Talebi does not call herself a poet, but the libretto is pure poetry with multiple layers of meaning and symbolism. It really is a combo of East and West, an alchemical Sufi orchard of spiritual emotion. I'd be spoiling the peaches if I disclosed any more, but it made me want to whirl like a dervish. Or at least eat a thousand peaches.

This Sunday marks the world premiere, but this is not the first such collaboration between Grey and Talebi. In 2011, the two joined forces for Atash Sorushan (Fire Angels), which premiered at Carnegie Hall and later came to the Berkeley campus.

Behrangi (1939-1967), the original author of the peach story, was an interesting character who deserves much more attention in the West. A native of Azerbaijan, he was a notable Iranian writer and social critic who wrote, among other things, children's books that illuminated the struggles of the poor. His works highlighted the difference between the haves and have-nots, and he was a strong activist for children's education, arguing to reform what he saw as the failings of a state-sponsored education system. He mysteriously drowned in the Aras river at the age of 28 and it's widely suggested that his leftist, anti-State politics had something to do with it. This weekend, his work sees a new light, thanks to Grey and Talebi. I am whirling already.

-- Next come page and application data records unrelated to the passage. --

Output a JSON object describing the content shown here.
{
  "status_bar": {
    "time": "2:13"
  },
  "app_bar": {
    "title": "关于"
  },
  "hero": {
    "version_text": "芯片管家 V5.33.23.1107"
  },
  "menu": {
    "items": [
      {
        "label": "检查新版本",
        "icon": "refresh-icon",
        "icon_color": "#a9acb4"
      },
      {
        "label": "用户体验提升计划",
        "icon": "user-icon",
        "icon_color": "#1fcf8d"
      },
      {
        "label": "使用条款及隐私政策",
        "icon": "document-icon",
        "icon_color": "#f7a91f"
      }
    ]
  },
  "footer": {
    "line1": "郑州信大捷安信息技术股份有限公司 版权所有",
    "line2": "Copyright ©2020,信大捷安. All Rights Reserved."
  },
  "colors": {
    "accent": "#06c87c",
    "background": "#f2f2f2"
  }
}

Los Angeles Children's Chorus

April 19, 2:30pm

Bing Concert Hall, Stanford

$30-$60